"Unless otherwise provided in the articles, a majority of the shares entitled to vote, represented in person or by proxy, shall constitute a quorum at a meeting of the shareholders, but in no event shall a quorum consist of less than one-third (or, in the case of a mutual water company, 20 percent) of the shares entitled to vote at the meeting or, except in the case of a close corporation, of more than a majority of the shares entitled to vote at the meeting."

 Section 112 adds to this by providing

"Whenever in this division shares are disqualified from voting on any matter, they shall not be considered outstanding for the determination of a quorum at any meeting to act upon, or the required vote to approve action upon, that matter under any other provision of this division or the articles or bylaws."

Section 310(a)(1), which provides how shareholder may approve a transaction between the corporation and an interested director, is one example in which the General Corporation Law disqualifies shares from voting.  Thus, if a meeting of shareholders is held to approve such a transaction and a director owns 90% of the outstanding shares, only a majority of the 10% would need to be represented at the meeting to constitute a quorum (assuming that the articles did not impose a different quorum requirement).  What if that was not the only matter to be considered at the meeting and the director's shares are not represented at the meeting?  Ordinarily, the absence of the director's shares would preclude a quorum.  It would seem quirky that one agenda item could reduce the quorum requirement to 5% of the outstanding shares + 1 share.  

Why not quora?

"Quorum" is a Latin, plural, masculine pronoun in the genitive case.  It can be translated as "of whose".  Because "quorum" ends in "um", it is sometimes mistaken as a second declension, neuter noun, such as "dictum" and "erratum".  The plural of these second declension, neuter nouns is formed by substituting "a" for "um", as in "dicta" and "errata".  

© 2010-2020 Allen Matkins Leck Gamble Mallory & Natsis LLP National Law Review, Volume X, Number 223


About this Author

Keith Paul Bishop, Corporate Transactions Lawyer, finance securities attorney, Allen Matkins Law Firm

Keith Paul Bishop is a partner in Allen Matkins' Corporate and Securities practice group, and works out of the Orange County office.
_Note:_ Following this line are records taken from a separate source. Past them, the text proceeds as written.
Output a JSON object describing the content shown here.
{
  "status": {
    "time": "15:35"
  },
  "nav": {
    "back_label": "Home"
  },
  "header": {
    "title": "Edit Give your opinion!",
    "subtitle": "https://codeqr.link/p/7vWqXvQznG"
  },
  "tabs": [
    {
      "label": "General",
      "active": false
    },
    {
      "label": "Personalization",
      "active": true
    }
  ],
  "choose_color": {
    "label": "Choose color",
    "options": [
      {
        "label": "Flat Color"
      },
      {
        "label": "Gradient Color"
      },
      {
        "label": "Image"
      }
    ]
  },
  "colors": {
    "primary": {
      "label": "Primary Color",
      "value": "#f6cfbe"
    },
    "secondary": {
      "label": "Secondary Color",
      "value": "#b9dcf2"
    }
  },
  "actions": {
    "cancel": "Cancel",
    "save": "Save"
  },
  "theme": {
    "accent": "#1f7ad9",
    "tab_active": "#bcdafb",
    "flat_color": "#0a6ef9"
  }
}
He represents clients in a wide range of corporate transactions, including public and private securities offerings of debt and equity, mergers and acquisitions, proxy contests and tender offers, corporate governance matters and federal and state securities laws (including the Sarbanes-Oxley Act of 2002 and the Dodd-Frank Act), investment adviser, financial services regulation, and California administrative law. He regularly advises clients...